For a city with a spirit of social justice and an array of cultural offerings, try Topeka. The city opened Evergy Plaza in 2020, a central hub with free Wi-Fi where people can work or enjoy a monthly concert series, complete with food trucks and pop-up beer gardens.
This summer, Topeka Music Week will be held at venues across the city, culminating in Country Stampede, which is estimated to bring up to 100,000 country music fans to the city. (Proof of vaccination or a negative test is not required to attend, so consider your personal risk first.)
As home of the landmark U.S. Supreme Court case, Brown vs. Board of Education, Topeka has a strong undercurrent of social justice, said Bob Ross, a spokesman for Choose Topeka, which lures remote workers to the city with financial incentives. One of his recommendations for long-term stays is Liberty House, an Airbnb rental which puts profits toward supporting L.G.B.T.Q. youth in the Midwest.

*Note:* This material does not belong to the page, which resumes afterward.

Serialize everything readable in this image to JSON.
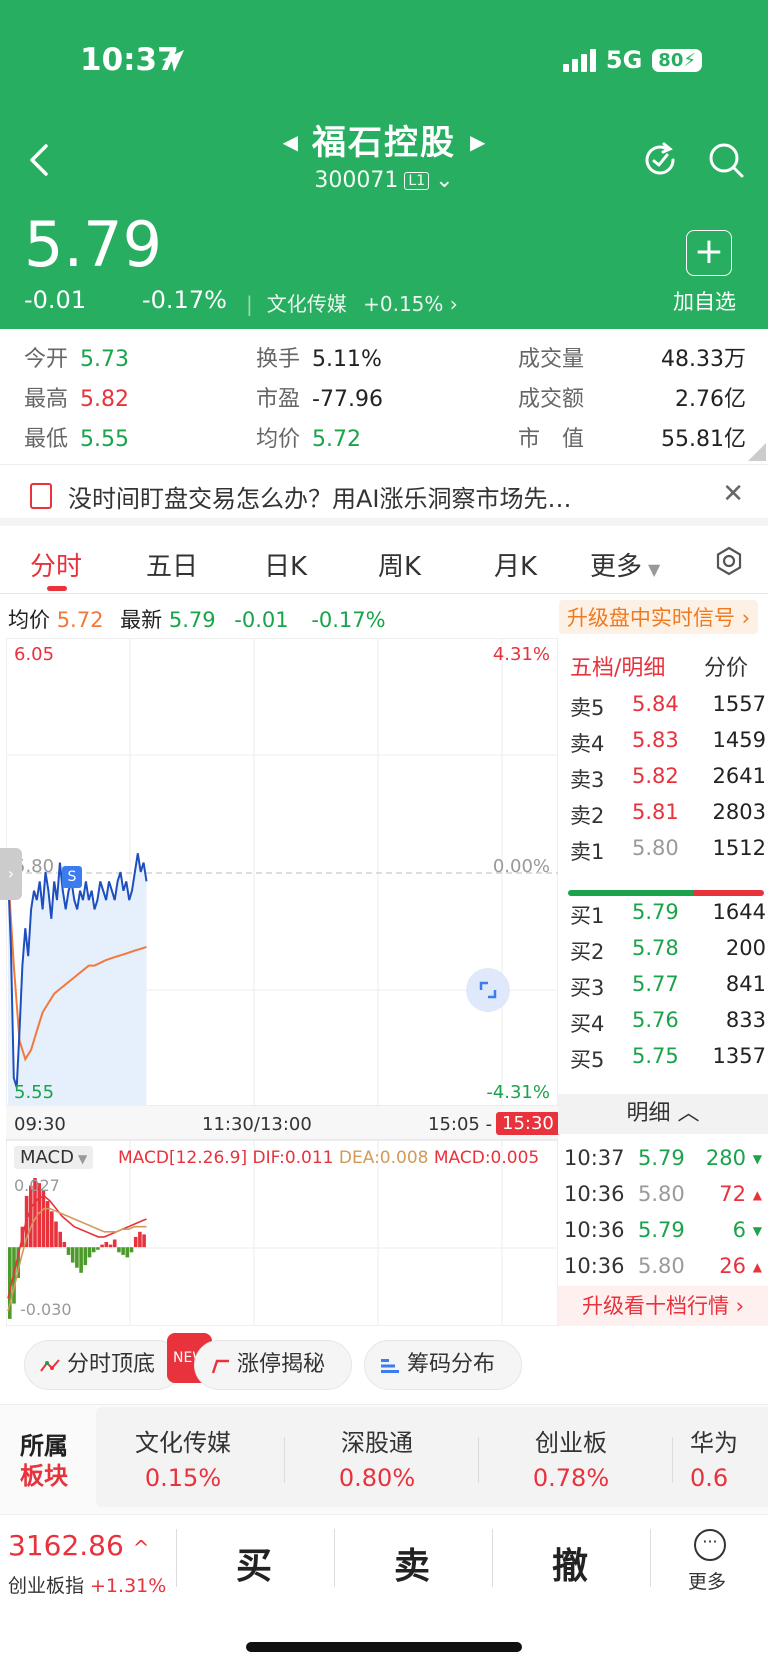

During their off time, people can explore the North Topeka Arts District, known as NOTO, which was restored in 2008 to include murals, galleries and restaurants housed in historic buildings.
Kelly Edkin, a fifth generation Topekan who owns a coffee shop and bistro called Juli’s Cafe, said she regularly sees remote workers there. She recommends people visit the Topeka Zoo and Conservation Center, or take advantage of the Kansas River, which flows through the city, or nearby Lake Shawnee for swimming, fishing or kayaking.
But what makes Topeka special, she said, are the people who live there.
“I really think the best part of any place you go, whether you’re working remotely or not, are the people and the attitude,” she said, adding that Topekans are “very friendly and helpful.”